No. The internet is a bunch of individual machines that can communicate with each other, but they act independently. A cloud is a bunch of machines that act as the foundation for one or more virtual machines.
Are there many clouds?
Yes. Lots of companies and individuals are engaging in some form of cloud computing.
Can I have my own cloud?
Yes. OpenStack is a software application that allows you to build your own cloud. If you have a collection of networked computers, you could run OpenStack on them and create your own cloud.
What do people mean when they say "The Cloud"?
Typically "The Cloud" refers to running applications that are not centralized. For example, Google Drive is a cloud application. Where is your data? In Google's cloud, not on a specific server.
Since it is decentralized, are cloud-based services bad?
No. Cloud computing allows computer resources to be more efficiently managed. Files are no longer limited by the size of individual disk drives. Multiple computers can work together on a difficult computing problem. Bandwidth is available for unexpected traffic spikes.
Cloud computing isn't always the best solution to a computing problem, but it is a very powerful tool that allows us to better utilize our computing resources.
What are the benefits of cloud computing?
Cloud computing is inherently scalable. The virtual machine on which any specific application is running is drawing computer resources from a large pool of resources — far greater than that of any specific computer.
If activity spikes suddenly, more resources are readily available. If there is a growth trend, more computers can be added to make the cloud larger. This makes resource provisioning much more convenient.
Additionally, cloud computing can be more reliable because the failure of one piece of hardware doesn’t necessarily take down the whole cluster.
What are the disadvantages of cloud computing?
There can be security issues, since each layer of abstraction between application users and actual hardware might be run by a different organization and there is no real guarantee that service providers at the lowest level won't spy, steal data, or shut down.
There can also be problems related to the number of abstraction layers, which can slow down performance as compared with running apps on bare metal.
Is there anything misleading about the name "cloud computing"?
As a metaphor, "cloud" is a problematic way of describing what is going on. A more accurate analogy might be "pooled resource computing."
This matters because it affects how people think about cloud infrastructure. People tend to think about it as some ethereal, nebulous entity in the distance which they can upload data to and play their music from. But it isn"t a cloud at all. We are talking about millions of real, actual computers sitting in buildings in real locations.

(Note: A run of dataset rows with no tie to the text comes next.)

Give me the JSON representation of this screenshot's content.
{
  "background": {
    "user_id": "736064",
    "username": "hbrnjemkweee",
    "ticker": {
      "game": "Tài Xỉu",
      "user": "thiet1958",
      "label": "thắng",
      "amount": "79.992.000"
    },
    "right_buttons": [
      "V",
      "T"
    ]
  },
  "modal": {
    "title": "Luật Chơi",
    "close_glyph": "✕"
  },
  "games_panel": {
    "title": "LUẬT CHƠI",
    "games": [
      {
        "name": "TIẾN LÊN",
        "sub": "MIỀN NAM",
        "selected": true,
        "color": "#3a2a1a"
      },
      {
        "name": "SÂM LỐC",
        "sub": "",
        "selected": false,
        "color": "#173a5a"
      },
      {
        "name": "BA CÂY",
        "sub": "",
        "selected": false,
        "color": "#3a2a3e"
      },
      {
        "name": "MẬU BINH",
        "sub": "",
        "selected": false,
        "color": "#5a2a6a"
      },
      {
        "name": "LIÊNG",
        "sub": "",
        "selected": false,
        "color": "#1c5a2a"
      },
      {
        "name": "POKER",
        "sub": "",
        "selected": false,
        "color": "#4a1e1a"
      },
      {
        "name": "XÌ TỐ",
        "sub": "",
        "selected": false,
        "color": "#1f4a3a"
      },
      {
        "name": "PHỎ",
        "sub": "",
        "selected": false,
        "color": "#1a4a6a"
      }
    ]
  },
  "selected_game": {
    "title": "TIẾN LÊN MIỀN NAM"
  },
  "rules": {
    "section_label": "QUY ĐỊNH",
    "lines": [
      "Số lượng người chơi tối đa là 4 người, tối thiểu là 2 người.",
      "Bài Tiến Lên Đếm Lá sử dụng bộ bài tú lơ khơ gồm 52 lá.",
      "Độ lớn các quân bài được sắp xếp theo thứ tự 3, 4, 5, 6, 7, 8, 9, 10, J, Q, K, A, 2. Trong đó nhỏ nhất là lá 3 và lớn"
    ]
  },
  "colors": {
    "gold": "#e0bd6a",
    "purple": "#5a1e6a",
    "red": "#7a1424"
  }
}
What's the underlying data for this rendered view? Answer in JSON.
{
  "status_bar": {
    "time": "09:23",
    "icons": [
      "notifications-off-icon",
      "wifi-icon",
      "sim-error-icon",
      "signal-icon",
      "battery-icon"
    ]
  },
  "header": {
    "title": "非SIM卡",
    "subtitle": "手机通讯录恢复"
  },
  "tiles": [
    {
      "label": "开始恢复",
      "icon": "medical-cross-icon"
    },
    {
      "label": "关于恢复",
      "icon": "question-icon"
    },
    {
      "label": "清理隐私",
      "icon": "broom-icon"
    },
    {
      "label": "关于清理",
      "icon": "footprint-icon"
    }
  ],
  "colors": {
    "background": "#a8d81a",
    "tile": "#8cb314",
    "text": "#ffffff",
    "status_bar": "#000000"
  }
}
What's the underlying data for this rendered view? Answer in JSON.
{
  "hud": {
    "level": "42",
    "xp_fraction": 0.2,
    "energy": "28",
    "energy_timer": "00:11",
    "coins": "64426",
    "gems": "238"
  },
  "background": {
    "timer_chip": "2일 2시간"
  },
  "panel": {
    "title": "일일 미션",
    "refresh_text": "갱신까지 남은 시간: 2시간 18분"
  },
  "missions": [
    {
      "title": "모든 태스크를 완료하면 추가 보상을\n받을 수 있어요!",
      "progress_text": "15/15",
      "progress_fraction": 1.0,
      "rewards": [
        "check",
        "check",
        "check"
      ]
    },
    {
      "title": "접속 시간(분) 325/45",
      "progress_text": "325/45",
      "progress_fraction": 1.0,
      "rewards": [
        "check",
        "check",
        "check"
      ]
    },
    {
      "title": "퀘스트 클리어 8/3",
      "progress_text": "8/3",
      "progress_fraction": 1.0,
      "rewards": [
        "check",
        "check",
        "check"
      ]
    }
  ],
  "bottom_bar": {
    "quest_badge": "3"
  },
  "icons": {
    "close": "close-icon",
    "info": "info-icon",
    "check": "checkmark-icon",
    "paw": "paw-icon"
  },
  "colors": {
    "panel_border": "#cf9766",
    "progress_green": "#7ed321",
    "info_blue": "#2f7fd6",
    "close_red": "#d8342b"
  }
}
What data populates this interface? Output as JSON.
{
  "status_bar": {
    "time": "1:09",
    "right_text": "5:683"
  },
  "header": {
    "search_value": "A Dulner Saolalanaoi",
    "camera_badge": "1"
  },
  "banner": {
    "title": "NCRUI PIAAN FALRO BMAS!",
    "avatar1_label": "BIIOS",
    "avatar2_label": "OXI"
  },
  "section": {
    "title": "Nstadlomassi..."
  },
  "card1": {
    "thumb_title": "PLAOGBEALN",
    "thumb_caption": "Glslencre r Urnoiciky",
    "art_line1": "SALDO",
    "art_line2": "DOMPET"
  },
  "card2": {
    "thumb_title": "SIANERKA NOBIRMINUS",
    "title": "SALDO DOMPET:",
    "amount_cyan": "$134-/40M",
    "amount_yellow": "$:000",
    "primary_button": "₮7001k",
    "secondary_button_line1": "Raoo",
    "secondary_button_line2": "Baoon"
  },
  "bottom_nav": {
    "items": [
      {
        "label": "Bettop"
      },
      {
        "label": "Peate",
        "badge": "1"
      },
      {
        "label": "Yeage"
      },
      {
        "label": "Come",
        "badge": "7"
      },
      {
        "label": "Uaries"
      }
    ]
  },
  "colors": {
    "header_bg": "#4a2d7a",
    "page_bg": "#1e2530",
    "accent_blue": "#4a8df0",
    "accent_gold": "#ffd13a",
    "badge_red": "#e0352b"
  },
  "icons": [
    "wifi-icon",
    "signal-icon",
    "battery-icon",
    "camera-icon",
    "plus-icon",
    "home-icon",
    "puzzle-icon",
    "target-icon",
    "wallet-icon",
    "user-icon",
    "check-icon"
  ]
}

That file you uploaded to Dropbox isn’t in the sky. It's one or more disk drives in one or more datacenters somewhere. These resources cost money, take up space, use energy. Imagining them as a cloud helps ignore this reality. That makes it easy to ignore concerns about security, privacy, legality, and environmental impact.
What is cloud hosting?
This depends on the company and the specific plan. Usually, it means that the hosting company is pooling resources from a large number of servers, which it may or may not own, and then running a bunch of virtual machines on top of that cluster.
If you get a VPS account, your VPS is probably one of those virtual machines. Shared hosting plans are grouped together, running on one of those virtual machines.
Are most web hosts using some type of cloud hosting architecture?
Yes. Even if they don't advertise it as such, or they give it a different name ("grid" and "cluster" are both popular), cloud computing has become fairly standard for hosting companies because of the benefits of scaling and reliability.
Web hosting companies that specifically play up the idea of "cloud hosting" might be trying to highlight these benefits to you. Or they might just be using a popular buzzword. It's important to look past the headline and read what services are actually being provided by any hosting companies you are interested in.